══ DATA SHOWN ══

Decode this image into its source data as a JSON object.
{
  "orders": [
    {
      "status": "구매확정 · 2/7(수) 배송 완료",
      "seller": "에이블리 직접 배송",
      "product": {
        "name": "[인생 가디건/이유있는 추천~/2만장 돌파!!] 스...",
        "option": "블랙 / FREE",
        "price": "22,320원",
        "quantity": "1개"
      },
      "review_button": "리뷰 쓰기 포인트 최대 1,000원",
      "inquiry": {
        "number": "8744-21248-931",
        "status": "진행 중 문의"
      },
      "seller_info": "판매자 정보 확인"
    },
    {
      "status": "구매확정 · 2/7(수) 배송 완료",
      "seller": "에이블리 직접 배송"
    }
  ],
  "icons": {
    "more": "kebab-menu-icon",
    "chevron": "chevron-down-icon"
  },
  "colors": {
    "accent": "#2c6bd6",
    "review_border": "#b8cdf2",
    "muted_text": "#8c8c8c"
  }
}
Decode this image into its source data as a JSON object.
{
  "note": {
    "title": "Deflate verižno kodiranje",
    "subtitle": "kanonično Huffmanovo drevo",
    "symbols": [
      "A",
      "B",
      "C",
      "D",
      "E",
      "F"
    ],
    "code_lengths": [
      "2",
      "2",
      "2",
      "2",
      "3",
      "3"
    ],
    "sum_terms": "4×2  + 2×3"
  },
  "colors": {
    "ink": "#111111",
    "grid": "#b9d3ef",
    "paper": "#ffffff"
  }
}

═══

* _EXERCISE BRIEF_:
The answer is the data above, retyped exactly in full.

* _TASK ANSWER_:
Decode this image into its source data as a JSON object.
{
  "orders": [
    {
      "status": "구매확정 · 2/7(수) 배송 완료",
      "seller": "에이블리 직접 배송",
      "product": {
        "name": "[인생 가디건/이유있는 추천~/2만장 돌파!!] 스...",
        "option": "블랙 / FREE",
        "price": "22,320원",
        "quantity": "1개"
      },
      "review_button": "리뷰 쓰기 포인트 최대 1,000원",
      "inquiry": {
        "number": "8744-21248-931",
        "status": "진행 중 문의"
      },
      "seller_info": "판매자 정보 확인"
    },
    {
      "status": "구매확정 · 2/7(수) 배송 완료",
      "seller": "에이블리 직접 배송"
    }
  ],
  "icons": {
    "more": "kebab-menu-icon",
    "chevron": "chevron-down-icon"
  },
  "colors": {
    "accent": "#2c6bd6",
    "review_border": "#b8cdf2",
    "muted_text": "#8c8c8c"
  }
}
Decode this image into its source data as a JSON object.
{
  "note": {
    "title": "Deflate verižno kodiranje",
    "subtitle": "kanonično Huffmanovo drevo",
    "symbols": [
      "A",
      "B",
      "C",
      "D",
      "E",
      "F"
    ],
    "code_lengths": [
      "2",
      "2",
      "2",
      "2",
      "3",
      "3"
    ],
    "sum_terms": "4×2  + 2×3"
  },
  "colors": {
    "ink": "#111111",
    "grid": "#b9d3ef",
    "paper": "#ffffff"
  }
}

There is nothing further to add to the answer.